The implication of what you said -- and pronounced not only good but the product of perfect omniscience -- is that a Nazi directly responsible for thousands of deaths will be absolved by the supreme power of the universe, god, if the Nazi thinks the right thoughts about Jesus (accepts him as his personal savior, rejects all other gods, accepts the sacrifice of the cross, etc.) before his death. This also implies, by the way, that any Jews who perished in the camps without the right pro-Jesus thoughts are now just getting started on their eternal stay in hell. And this you call good; this you call the perfect justice of perfect omniscience.

Maybe I mistake it.

If you're not pronouncing it good, but deferring the moral question to Jesus, then say that. Declare you simply don't know -- you simply have no idea how to morally assess a Nazi killer who, having killed thousands for hideously racist reasons, nonetheless formed and sincerely held the correct thoughts about Jesus shortly before dying. Or take another example -- a vicious serial child rapist who spent his last earthly hours inviting Jesus into his heart. Good? Bad? Bound for heaven or hell?
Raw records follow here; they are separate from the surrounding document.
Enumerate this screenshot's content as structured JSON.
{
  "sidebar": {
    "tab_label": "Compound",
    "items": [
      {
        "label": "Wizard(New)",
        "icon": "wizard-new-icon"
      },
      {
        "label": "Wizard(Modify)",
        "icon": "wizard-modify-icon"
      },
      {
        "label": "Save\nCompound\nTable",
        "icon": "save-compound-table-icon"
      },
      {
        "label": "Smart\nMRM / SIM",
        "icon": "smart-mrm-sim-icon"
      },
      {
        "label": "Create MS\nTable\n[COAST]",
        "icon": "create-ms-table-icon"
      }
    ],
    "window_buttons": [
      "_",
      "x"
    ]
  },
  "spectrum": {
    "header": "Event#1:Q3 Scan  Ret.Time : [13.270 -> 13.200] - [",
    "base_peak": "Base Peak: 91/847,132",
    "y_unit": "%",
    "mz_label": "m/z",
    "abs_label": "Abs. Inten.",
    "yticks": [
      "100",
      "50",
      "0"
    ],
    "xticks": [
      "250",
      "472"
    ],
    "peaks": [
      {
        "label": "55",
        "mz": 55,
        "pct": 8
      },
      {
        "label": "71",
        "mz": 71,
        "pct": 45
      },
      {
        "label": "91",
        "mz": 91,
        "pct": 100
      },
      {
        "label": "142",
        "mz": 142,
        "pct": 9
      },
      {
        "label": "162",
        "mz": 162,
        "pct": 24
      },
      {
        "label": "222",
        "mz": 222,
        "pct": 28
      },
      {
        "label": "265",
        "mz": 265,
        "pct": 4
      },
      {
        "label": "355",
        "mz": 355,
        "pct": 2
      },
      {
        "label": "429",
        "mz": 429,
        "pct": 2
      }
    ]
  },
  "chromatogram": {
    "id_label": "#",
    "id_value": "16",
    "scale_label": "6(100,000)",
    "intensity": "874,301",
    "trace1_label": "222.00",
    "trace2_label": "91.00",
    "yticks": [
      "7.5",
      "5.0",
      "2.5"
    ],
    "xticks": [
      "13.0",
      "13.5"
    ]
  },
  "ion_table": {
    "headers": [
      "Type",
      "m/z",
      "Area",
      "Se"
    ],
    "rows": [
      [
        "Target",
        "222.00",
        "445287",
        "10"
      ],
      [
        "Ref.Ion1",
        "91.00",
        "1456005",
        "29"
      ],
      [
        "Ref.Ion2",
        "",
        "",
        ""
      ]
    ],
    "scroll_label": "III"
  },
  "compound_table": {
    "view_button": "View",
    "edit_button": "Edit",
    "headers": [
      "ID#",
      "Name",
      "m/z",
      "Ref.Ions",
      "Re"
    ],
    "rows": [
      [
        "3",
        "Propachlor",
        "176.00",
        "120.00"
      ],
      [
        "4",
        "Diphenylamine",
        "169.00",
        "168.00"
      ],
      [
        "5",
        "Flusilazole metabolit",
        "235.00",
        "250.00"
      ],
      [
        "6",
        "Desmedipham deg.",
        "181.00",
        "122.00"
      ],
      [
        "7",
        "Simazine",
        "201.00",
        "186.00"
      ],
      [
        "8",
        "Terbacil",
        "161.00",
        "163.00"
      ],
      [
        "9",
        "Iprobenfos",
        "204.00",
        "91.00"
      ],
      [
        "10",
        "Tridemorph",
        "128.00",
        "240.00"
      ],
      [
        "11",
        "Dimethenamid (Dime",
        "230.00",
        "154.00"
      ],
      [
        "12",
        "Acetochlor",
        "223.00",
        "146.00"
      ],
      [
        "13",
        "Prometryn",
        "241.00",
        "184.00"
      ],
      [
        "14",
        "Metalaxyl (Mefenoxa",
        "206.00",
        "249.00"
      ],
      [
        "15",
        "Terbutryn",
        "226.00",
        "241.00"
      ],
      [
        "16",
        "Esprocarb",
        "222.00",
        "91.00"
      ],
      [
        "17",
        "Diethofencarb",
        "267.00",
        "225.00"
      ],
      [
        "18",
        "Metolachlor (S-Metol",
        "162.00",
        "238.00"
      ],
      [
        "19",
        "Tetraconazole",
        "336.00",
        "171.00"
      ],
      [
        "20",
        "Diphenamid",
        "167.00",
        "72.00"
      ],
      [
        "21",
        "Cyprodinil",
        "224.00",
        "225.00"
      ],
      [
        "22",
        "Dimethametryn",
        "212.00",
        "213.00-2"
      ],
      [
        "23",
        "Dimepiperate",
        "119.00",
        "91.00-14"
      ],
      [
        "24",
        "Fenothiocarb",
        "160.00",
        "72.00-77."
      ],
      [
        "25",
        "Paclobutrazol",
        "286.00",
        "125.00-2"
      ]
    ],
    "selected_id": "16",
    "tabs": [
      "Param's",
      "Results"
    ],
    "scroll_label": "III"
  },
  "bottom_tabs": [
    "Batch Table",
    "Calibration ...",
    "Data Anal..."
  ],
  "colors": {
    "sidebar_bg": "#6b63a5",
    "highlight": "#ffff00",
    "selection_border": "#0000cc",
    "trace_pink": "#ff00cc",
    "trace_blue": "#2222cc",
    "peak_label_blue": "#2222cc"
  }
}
If you don't know, you don't know.

But if you're saying it's good, I ask you to walk me through the reasoning by which you arrive there.

Or admit you have no reasoning by which you arrive there -- just some phrases you've been taught to repeat.